One of the deadouts is my papercrete hive which I had populated for the first time this spring with a large swarm. I haven't had time to open it up yet but I can see quite clearly rodent damage of two quite large holes near the base. These are probably gerbils which are quoite common around here. So I now know that papercrete is no use for a permanent hive. They are though very good as bait hives.

Whilst taking up the kenyan carcass from the apiary to my workshop for cleaning, I did a quick check on one of the layens hives that is still flying. I was surprised to see drones flying! I can only assume that there is a late supercedure going on.

I am spending most of my time, cleaning frames and top bars and rendering the wax from the deadouts into wax blocks. I am not being too particular with it as this wax is destined for candles. I still have so much old foundation stock from my days as an agent for a beekeeping supplier that I doubt I will ever run out of starter strips.

I have been measuring the brood comb cells in these deadouts and they are all between 5.3mm and 5.5mm.

Sunday, November 1, 2009

Missing photos from last post

These two photos show the kenyan deadout that had the comb collapse. Most of the comb was on the bottom of the hive. It seems I had not fitted the usual batten under the roof which allows about an inch air gap between the roof board and the top bars. Therefore the roof board was in contact with the top bars. I will not make this mistake again. This loss was clearly my fault and is unfortunate that it probably happened when the heat of summer usually meant drones had already gone and brood rearing had slowed or stopped.  The new combs shows me that the bees tried to rebuild and tried to raise new drones when the queen was lost.

Cleaning the Deadouts

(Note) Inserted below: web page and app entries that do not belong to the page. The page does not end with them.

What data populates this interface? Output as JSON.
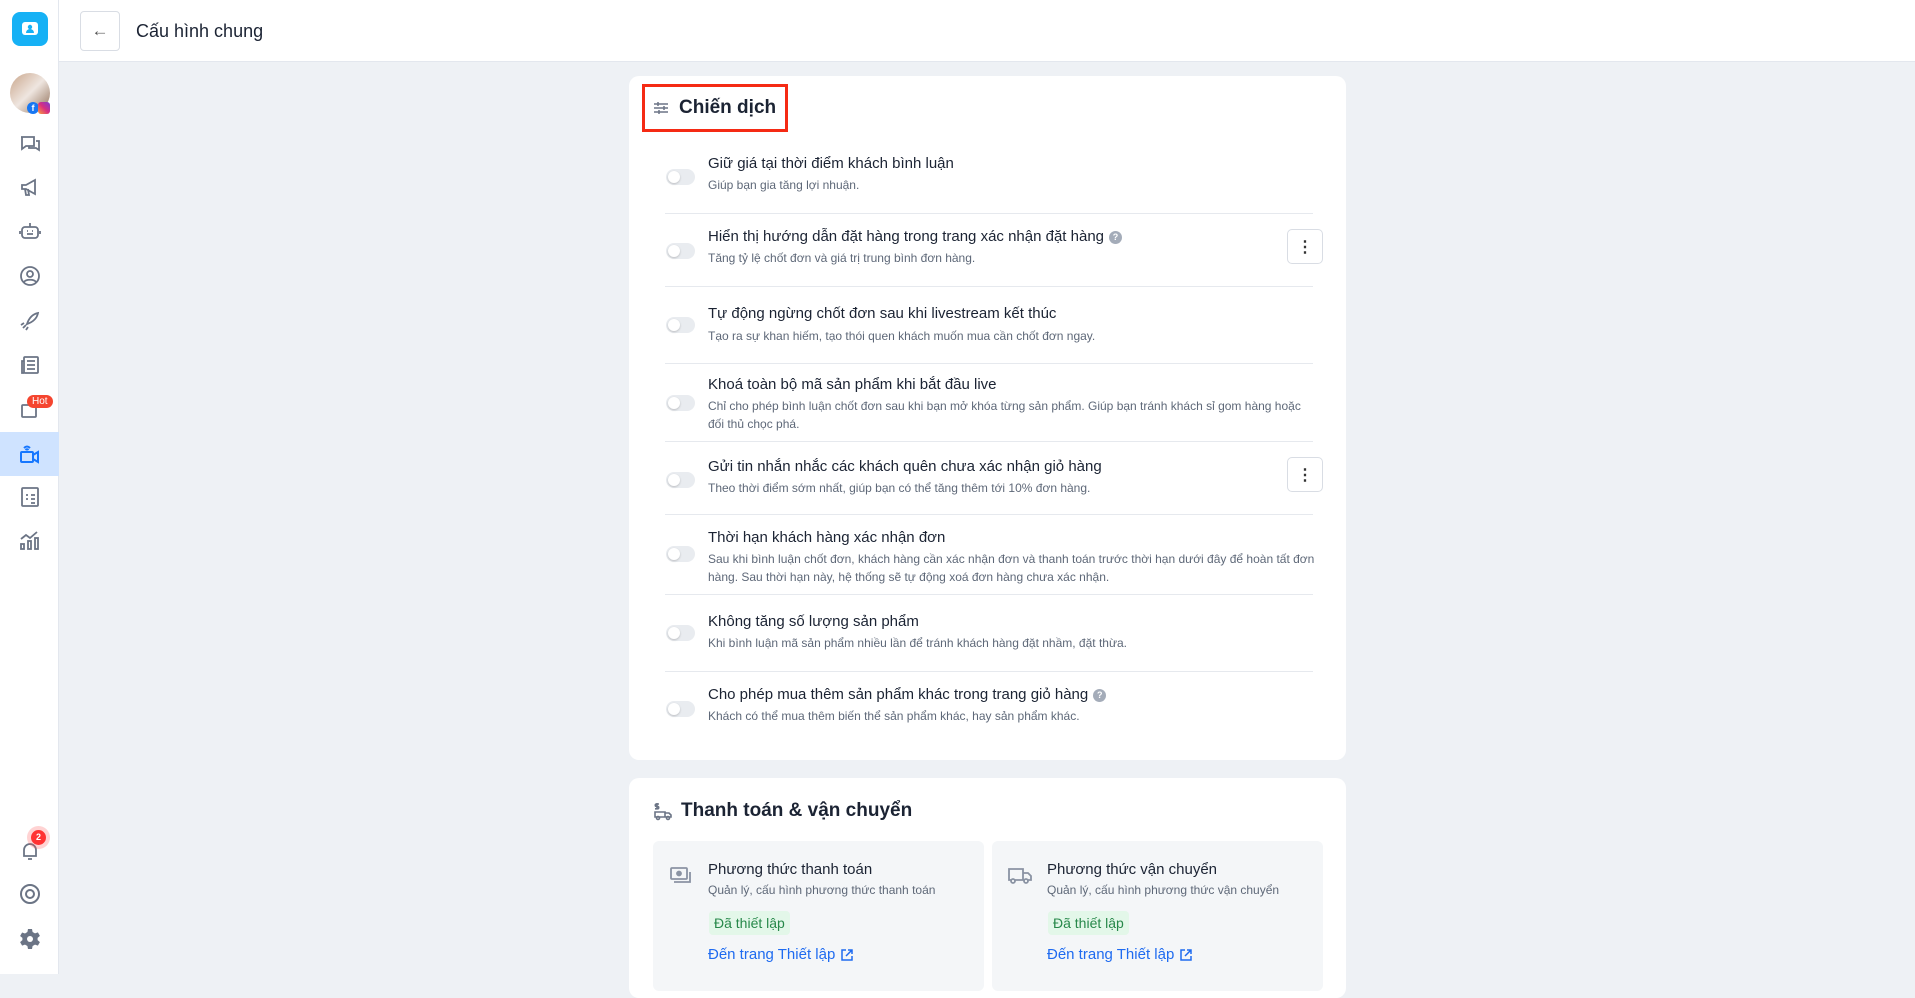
{
  "header": {
    "title": "Cấu hình chung"
  },
  "sidebar": {
    "hot_badge": "Hot",
    "notification_count": "2"
  },
  "campaign": {
    "title": "Chiến dịch",
    "items": [
      {
        "title": "Giữ giá tại thời điểm khách bình luận",
        "desc": "Giúp bạn gia tăng lợi nhuận.",
        "enabled": false
      },
      {
        "title": "Hiển thị hướng dẫn đặt hàng trong trang xác nhận đặt hàng",
        "desc": "Tăng tỷ lệ chốt đơn và giá trị trung bình đơn hàng.",
        "enabled": false
      },
      {
        "title": "Tự động ngừng chốt đơn sau khi livestream kết thúc",
        "desc": "Tạo ra sự khan hiếm, tạo thói quen khách muốn mua cần chốt đơn ngay.",
        "enabled": false
      },
      {
        "title": "Khoá toàn bộ mã sản phẩm khi bắt đầu live",
        "desc": "Chỉ cho phép bình luận chốt đơn sau khi bạn mở khóa từng sản phẩm. Giúp bạn tránh khách sỉ gom hàng hoặc đối thủ chọc phá.",
        "enabled": false
      },
      {
        "title": "Gửi tin nhắn nhắc các khách quên chưa xác nhận giỏ hàng",
        "desc": "Theo thời điểm sớm nhất, giúp bạn có thể tăng thêm tới 10% đơn hàng.",
        "enabled": false
      },
      {
        "title": "Thời hạn khách hàng xác nhận đơn",
        "desc": "Sau khi bình luận chốt đơn, khách hàng cần xác nhận đơn và thanh toán trước thời hạn dưới đây để hoàn tất đơn hàng. Sau thời hạn này, hệ thống sẽ tự động xoá đơn hàng chưa xác nhận.",
        "enabled": false
      },
      {
        "title": "Không tăng số lượng sản phẩm",
        "desc": "Khi bình luận mã sản phẩm nhiều lần để tránh khách hàng đặt nhầm, đặt thừa.",
        "enabled": false
      },
      {
        "title": "Cho phép mua thêm sản phẩm khác trong trang giỏ hàng",
        "desc": "Khách có thể mua thêm biến thể sản phẩm khác, hay sản phẩm khác.",
        "enabled": false
      }
    ]
  },
  "payment": {
    "title": "Thanh toán & vận chuyển",
    "cards": [
      {
        "title": "Phương thức thanh toán",
        "desc": "Quản lý, cấu hình phương thức thanh toán",
        "status": "Đã thiết lập",
        "link": "Đến trang Thiết lập"
      },
      {
        "title": "Phương thức vận chuyển",
        "desc": "Quản lý, cấu hình phương thức vận chuyển",
        "status": "Đã thiết lập",
        "link": "Đến trang Thiết lập"
      }
    ]
  }
}
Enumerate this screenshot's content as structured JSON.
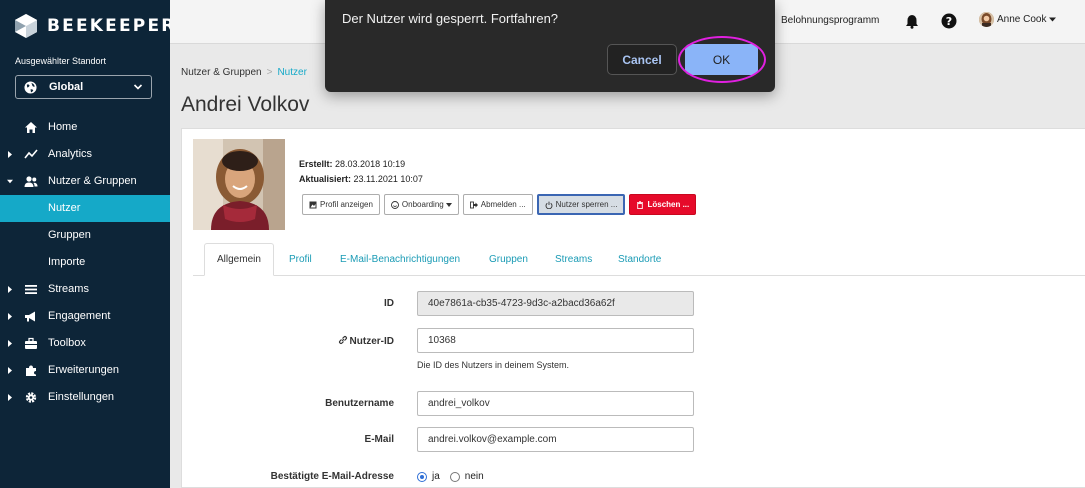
{
  "brand": {
    "name": "BEEKEEPER"
  },
  "sidebar": {
    "location_label": "Ausgewählter Standort",
    "location_value": "Global",
    "items": [
      {
        "label": "Home",
        "icon": "home-icon",
        "caret": false,
        "active": false,
        "sub": false
      },
      {
        "label": "Analytics",
        "icon": "chart-line-icon",
        "caret": true,
        "active": false,
        "sub": false
      },
      {
        "label": "Nutzer & Gruppen",
        "icon": "users-icon",
        "caret": true,
        "active": false,
        "sub": false
      },
      {
        "label": "Nutzer",
        "icon": "",
        "caret": false,
        "active": true,
        "sub": true
      },
      {
        "label": "Gruppen",
        "icon": "",
        "caret": false,
        "active": false,
        "sub": true
      },
      {
        "label": "Importe",
        "icon": "",
        "caret": false,
        "active": false,
        "sub": true
      },
      {
        "label": "Streams",
        "icon": "streams-icon",
        "caret": true,
        "active": false,
        "sub": false
      },
      {
        "label": "Engagement",
        "icon": "megaphone-icon",
        "caret": true,
        "active": false,
        "sub": false
      },
      {
        "label": "Toolbox",
        "icon": "toolbox-icon",
        "caret": true,
        "active": false,
        "sub": false
      },
      {
        "label": "Erweiterungen",
        "icon": "puzzle-icon",
        "caret": true,
        "active": false,
        "sub": false
      },
      {
        "label": "Einstellungen",
        "icon": "gear-icon",
        "caret": true,
        "active": false,
        "sub": false
      }
    ]
  },
  "topbar": {
    "reward_label": "Belohnungsprogramm",
    "user_name": "Anne Cook"
  },
  "breadcrumb": {
    "parent": "Nutzer & Gruppen",
    "separator": ">",
    "current": "Nutzer"
  },
  "page": {
    "title": "Andrei Volkov"
  },
  "profile": {
    "created_label": "Erstellt:",
    "created_value": "28.03.2018 10:19",
    "updated_label": "Aktualisiert:",
    "updated_value": "23.11.2021 10:07"
  },
  "actions": {
    "view_profile": "Profil anzeigen",
    "onboarding": "Onboarding",
    "logout": "Abmelden ...",
    "lock": "Nutzer sperren ...",
    "delete": "Löschen ..."
  },
  "tabs": [
    "Allgemein",
    "Profil",
    "E-Mail-Benachrichtigungen",
    "Gruppen",
    "Streams",
    "Standorte"
  ],
  "form": {
    "id_label": "ID",
    "id_value": "40e7861a-cb35-4723-9d3c-a2bacd36a62f",
    "user_id_label": "Nutzer-ID",
    "user_id_value": "10368",
    "user_id_help": "Die ID des Nutzers in deinem System.",
    "username_label": "Benutzername",
    "username_value": "andrei_volkov",
    "email_label": "E-Mail",
    "email_value": "andrei.volkov@example.com",
    "email_confirmed_label": "Bestätigte E-Mail-Adresse",
    "yes": "ja",
    "no": "nein"
  },
  "dialog": {
    "message": "Der Nutzer wird gesperrt. Fortfahren?",
    "cancel": "Cancel",
    "ok": "OK"
  },
  "colors": {
    "sidebar": "#0d2538",
    "accent": "#15a9c8",
    "danger": "#e60a2a",
    "dialog": "#292929",
    "ok": "#8ab4f8",
    "highlight": "#e020e0"
  }
}
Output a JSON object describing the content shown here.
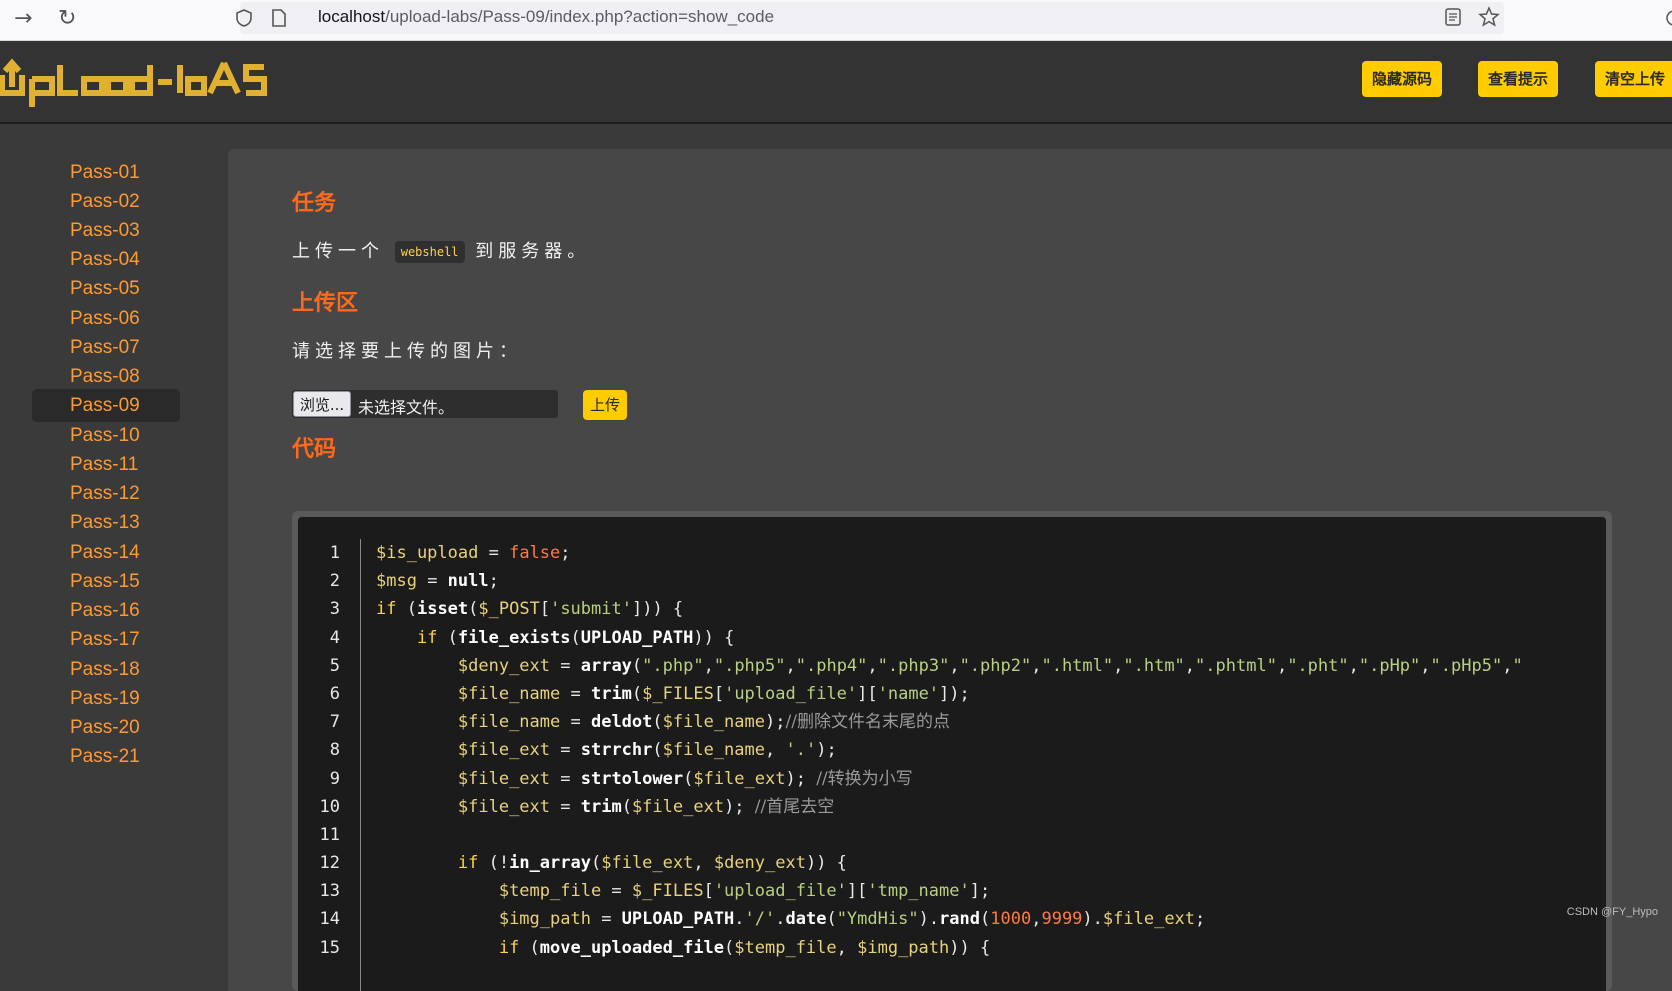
{
  "browser": {
    "url_host": "localhost",
    "url_path": "/upload-labs/Pass-09/index.php?action=show_code"
  },
  "header": {
    "logo_text": "UpLoad-labS",
    "buttons": [
      "隐藏源码",
      "查看提示",
      "清空上传"
    ]
  },
  "sidebar": {
    "items": [
      "Pass-01",
      "Pass-02",
      "Pass-03",
      "Pass-04",
      "Pass-05",
      "Pass-06",
      "Pass-07",
      "Pass-08",
      "Pass-09",
      "Pass-10",
      "Pass-11",
      "Pass-12",
      "Pass-13",
      "Pass-14",
      "Pass-15",
      "Pass-16",
      "Pass-17",
      "Pass-18",
      "Pass-19",
      "Pass-20",
      "Pass-21"
    ],
    "active": "Pass-09"
  },
  "main": {
    "task_heading": "任务",
    "task_prefix": "上传一个",
    "task_code": "webshell",
    "task_suffix": "到服务器。",
    "upload_heading": "上传区",
    "upload_prompt": "请选择要上传的图片：",
    "browse_label": "浏览...",
    "file_status": "未选择文件。",
    "upload_label": "上传",
    "code_heading": "代码"
  },
  "code": {
    "line_numbers": [
      "1",
      "2",
      "3",
      "4",
      "5",
      "6",
      "7",
      "8",
      "9",
      "10",
      "11",
      "12",
      "13",
      "14",
      "15"
    ]
  },
  "watermark": "CSDN @FY_Hypo",
  "colors": {
    "accent_button": "#ffcc00",
    "heading": "#ff6a1a",
    "sidebar_link": "#ff9a33"
  }
}
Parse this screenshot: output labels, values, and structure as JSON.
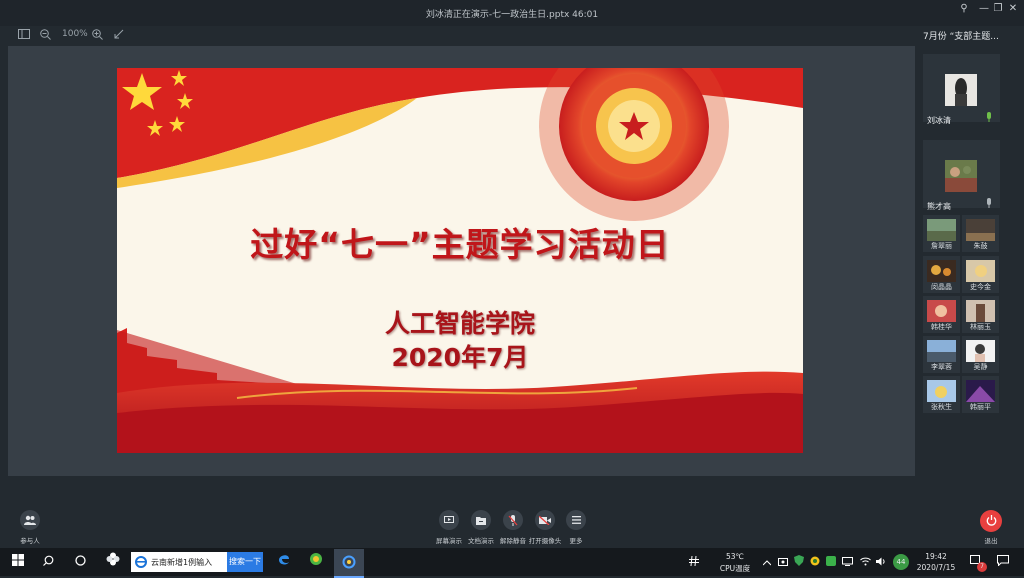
{
  "window": {
    "title": "刘冰清正在演示-七一政治生日.pptx 46:01",
    "controls": {
      "pin": "⚲",
      "minimize": "—",
      "restore": "❐",
      "close": "✕"
    }
  },
  "toolbar": {
    "zoom": "100%"
  },
  "slide": {
    "title": "过好“七一”主题学习活动日",
    "subtitle1": "人工智能学院",
    "subtitle2": "2020年7月"
  },
  "panel": {
    "header": "7月份 “支部主题...",
    "videos": [
      {
        "name": "刘冰清",
        "mic": "active"
      },
      {
        "name": "熊才高",
        "mic": "idle"
      }
    ],
    "participants": [
      "詹翠丽",
      "朱鼓",
      "闵晶晶",
      "史今金",
      "韩桂华",
      "林丽玉",
      "李翠蓉",
      "吴静",
      "张秋生",
      "韩丽平"
    ]
  },
  "controls": {
    "participants": "参与人",
    "items": [
      {
        "label": "屏幕演示",
        "icon": "screen-share-icon"
      },
      {
        "label": "文档演示",
        "icon": "document-icon"
      },
      {
        "label": "解除静音",
        "icon": "mic-off-icon"
      },
      {
        "label": "打开摄像头",
        "icon": "camera-off-icon"
      },
      {
        "label": "更多",
        "icon": "more-icon"
      }
    ],
    "exit": "退出"
  },
  "taskbar": {
    "search_text": "云南新增1例输入",
    "search_button": "搜索一下",
    "temp": "53℃",
    "temp_label": "CPU温度",
    "time": "19:42",
    "date": "2020/7/15",
    "badge_count": "44",
    "notification_count": "7"
  },
  "colors": {
    "accent_red": "#c0161a",
    "mic_green": "#6fbf4a",
    "exit_red": "#e8403f",
    "search_blue": "#2b7be4"
  }
}
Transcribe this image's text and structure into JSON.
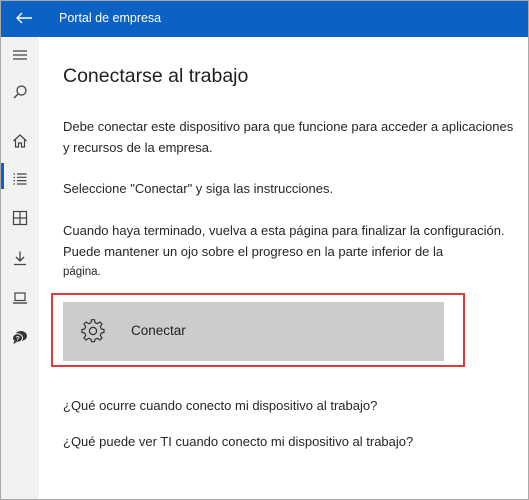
{
  "window": {
    "title": "Portal de empresa"
  },
  "sidebar": {
    "items": [
      {
        "icon": "menu-icon",
        "label": "Menú"
      },
      {
        "icon": "search-icon",
        "label": "Buscar"
      },
      {
        "icon": "home-icon",
        "label": "Inicio",
        "selected": true
      },
      {
        "icon": "list-icon",
        "label": "Aplicaciones"
      },
      {
        "icon": "categories-icon",
        "label": "Categorías"
      },
      {
        "icon": "download-icon",
        "label": "Descargas"
      },
      {
        "icon": "devices-icon",
        "label": "Dispositivos"
      },
      {
        "icon": "help-icon",
        "label": "Ayuda y soporte técnico"
      }
    ]
  },
  "main": {
    "heading": "Conectarse al trabajo",
    "paragraph1_line1": "Debe conectar este dispositivo para que funcione para acceder a aplicaciones",
    "paragraph1_line2": "y recursos de la empresa.",
    "paragraph2": "Seleccione \"Conectar\" y siga las instrucciones.",
    "paragraph3_line1": "Cuando haya terminado, vuelva a esta página para finalizar la configuración.",
    "paragraph3_line2": "Puede mantener un ojo sobre el progreso en la parte inferior de la",
    "paragraph3_line3": "página.",
    "connect_label": "Conectar",
    "link1": "¿Qué ocurre cuando conecto mi dispositivo al trabajo?",
    "link2": "¿Qué puede ver TI cuando conecto mi dispositivo al trabajo?"
  },
  "colors": {
    "accent": "#0b62c4",
    "highlight": "#e03a3e",
    "button": "#cccccc"
  }
}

Some good news, there are actually 10 surviving colonies. My brief entrance inspection of a few days ago didn't reveal that my hybrid kenyan which has half frames is still alive. This is indeed good news because the purpose of this particular trial was to see if I can combine the advantages of both types of hive without the disadvantages. Easily inspectable non attached combs which are as natural as possible.

The weather now is still hot getting to high 20's to 30 degrees by midday. Bees are all over the rosemary which is abundant on the hillsides. There is still some citrus in blossom too which I am sure they are taking advantage of.

The first deadout I dealt with was a layens which was previously populated by a swarm earlier this year. It was totally cotton woolled with wax moth damage. If you don't know what I mean and have never seen this here are a couple of photos to show the mess.

It is a truly horrible job and by the time you get the woolly gunk out and on the bonfire, there is precious little wax left to render. I will clean out the box, flame and boil the frames before refitting starter strips for re-use. I leave the box on it's side with the hinged lid open to allow the birds to peck out any moth larvae I have missed. I will then flame the box and steam clean the inside.

The first warre hive deadout is easy to work out why it didn't make it, it was on it's side with the boxes exposed. A simple case of disturbance leaving the hive wide open to attack by robbers and wasps.

The next one I dealt with was a kenyan. The demise of this one was obvious as soon as I lifted the bars off. Comb collapse over several combs. I think maybe the queen was killed in the collapse. They had rebuilt some comb and one was pure drone comb. Doing this in the height of the summer was desperate for them. Even then their new combs they were building were stretching. Here are photos of there new combs showing the stretching and drone comb.

I seem to have lost two photos from this post? I will publish it and see if I can add the missing one's later.